Nested IF statements with Movable TYpe

Sep 22, 2009 12:10 · 362 words · 2 minute read code development movabletype mt php

One of the - ahem - undocumented features of Movable Type is a certain estotericness about the way it interprets Boolean logic within template tags. That’s a polite way of saying it’s more-or-less completely unpredictable, which can lead to much wailing and gnashing of teeth during template development.

Fortunately, there’s a workaround, an example of which is below. It comes at a computational cost, because you’re using PHP to fill in for MT’s deficiencies - but if you’re using static templates, then that cost is only really incurred as the templates are rebuild

This code assumes that you’re checking for two conditions - the presence of a custom field called “magazine_issue” that contains “Issue 19”, and a second custom field called “entrydatasource” which should contain the value “DVD”.

There’s a PHP loop inside an MT loop here - lines 1 and 2 set up the MT part, and iterates across the entries in the blog looking for those which have the field “magazine_issue” set to “Issue 19”.  (The MT:Entries tag is split across two lines for readability here, rather than any other reason.) Then those entries are passed one by one to the inner PHP code.

Line 5 places whatever’s in mt:entrydatasource into $source, relying on the fact that MT tags are parsed first, so by the time the PHP code gets executed that tag has been replaced by the value inside it.

Then lines 7 to 11 run a PHP if statement to check that the content contains “DVD”, and executes the mt:include tag if that’s the case.  The positioning of the ?> and <?php braces allow you to place MT code within the PHP loop, but not to have the PHP parser attempt to interpret it.

If the if statement doesn’t evaluate to true, then the contents won’t be executed and the include statement won’t be executed.   Obviously the include could be replaced by pretty much any MT tags that are valid within the context of an MT:Entries loop, or whatever arbitrary PHP you wanted.

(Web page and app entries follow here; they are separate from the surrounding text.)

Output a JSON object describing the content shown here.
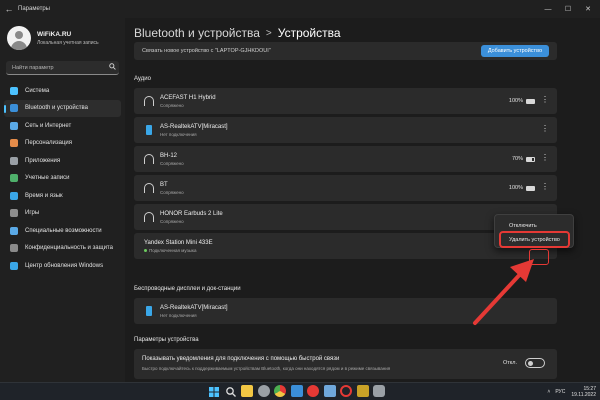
{
  "window": {
    "title": "Параметры",
    "back_glyph": "←",
    "minimize_glyph": "—",
    "maximize_glyph": "☐",
    "close_glyph": "✕"
  },
  "profile": {
    "name": "WiFiKA.RU",
    "account_type": "Локальная учетная запись"
  },
  "search": {
    "placeholder": "Найти параметр",
    "icon": "search-icon"
  },
  "sidebar": {
    "items": [
      {
        "label": "Система",
        "icon": "system-icon",
        "color": "#4cc2ff",
        "active": false
      },
      {
        "label": "Bluetooth и устройства",
        "icon": "bluetooth-icon",
        "color": "#3b8fd9",
        "active": true
      },
      {
        "label": "Сеть и Интернет",
        "icon": "network-icon",
        "color": "#5aa9e6",
        "active": false
      },
      {
        "label": "Персонализация",
        "icon": "brush-icon",
        "color": "#e58c4a",
        "active": false
      },
      {
        "label": "Приложения",
        "icon": "apps-icon",
        "color": "#9aa0a6",
        "active": false
      },
      {
        "label": "Учетные записи",
        "icon": "accounts-icon",
        "color": "#4fb06b",
        "active": false
      },
      {
        "label": "Время и язык",
        "icon": "time-language-icon",
        "color": "#3aa7e8",
        "active": false
      },
      {
        "label": "Игры",
        "icon": "gaming-icon",
        "color": "#8e8e8e",
        "active": false
      },
      {
        "label": "Специальные возможности",
        "icon": "accessibility-icon",
        "color": "#5aa9e6",
        "active": false
      },
      {
        "label": "Конфиденциальность и защита",
        "icon": "shield-icon",
        "color": "#8a8a8a",
        "active": false
      },
      {
        "label": "Центр обновления Windows",
        "icon": "windows-update-icon",
        "color": "#3aa7e8",
        "active": false
      }
    ]
  },
  "breadcrumb": {
    "parent": "Bluetooth и устройства",
    "separator": ">",
    "current": "Устройства"
  },
  "pairing": {
    "text": "Связать новое устройство с \"LAPTOP-GJHKDOUI\"",
    "button": "Добавить устройство"
  },
  "audio": {
    "title": "Аудио",
    "devices": [
      {
        "name": "ACEFAST H1 Hybrid",
        "status": "Сопряжено",
        "battery": "100%",
        "battery_level": 1.0,
        "icon": "headphones-icon"
      },
      {
        "name": "AS-RealtekATV[Miracast]",
        "status": "Нет подключения",
        "battery": "",
        "battery_level": null,
        "icon": "tv-device-icon"
      },
      {
        "name": "BH-12",
        "status": "Сопряжено",
        "battery": "70%",
        "battery_level": 0.7,
        "icon": "headphones-icon"
      },
      {
        "name": "BT",
        "status": "Сопряжено",
        "battery": "100%",
        "battery_level": 1.0,
        "icon": "headphones-icon"
      },
      {
        "name": "HONOR Earbuds 2 Lite",
        "status": "Сопряжено",
        "battery": "",
        "battery_level": null,
        "icon": "headphones-icon"
      },
      {
        "name": "Yandex Station Mini 433E",
        "status": "Подключенная музыка",
        "battery": "",
        "battery_level": null,
        "icon": "speaker-icon"
      }
    ]
  },
  "context_menu": {
    "items": [
      "Отключить",
      "Удалить устройство"
    ],
    "highlight_color": "#e53935"
  },
  "wireless": {
    "title": "Беспроводные дисплеи и док-станции",
    "devices": [
      {
        "name": "AS-RealtekATV[Miracast]",
        "status": "Нет подключения",
        "icon": "tv-device-icon"
      }
    ]
  },
  "device_settings": {
    "title": "Параметры устройства",
    "toggle_title": "Показывать уведомления для подключения с помощью быстрой связи",
    "toggle_desc": "Быстро подключайтесь к поддерживаемым устройствам Bluetooth, когда они находятся рядом и в режиме связывания",
    "toggle_state": "Откл."
  },
  "more_glyph": "⋮",
  "taskbar": {
    "apps": [
      {
        "icon": "windows-start-icon",
        "color": "#4cc2ff"
      },
      {
        "icon": "search-icon",
        "color": "#dddddd"
      },
      {
        "icon": "file-explorer-icon",
        "color": "#f2c744"
      },
      {
        "icon": "settings-icon",
        "color": "#9aa0a6"
      },
      {
        "icon": "chrome-icon",
        "color": "#4caf50"
      },
      {
        "icon": "store-icon",
        "color": "#3b8fd9"
      },
      {
        "icon": "yandex-icon",
        "color": "#e53935"
      },
      {
        "icon": "photos-icon",
        "color": "#6fa8dc"
      },
      {
        "icon": "opera-icon",
        "color": "#e53935"
      },
      {
        "icon": "media-icon",
        "color": "#c9a227"
      },
      {
        "icon": "settings-gear-icon",
        "color": "#9aa0a6"
      }
    ],
    "tray": {
      "language": "РУС",
      "time": "15:27",
      "date": "19.11.2022"
    }
  }
}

It’s slightly hacky, and does come with a processing overhead - but sometimes a hack is the only way to get out of the problem.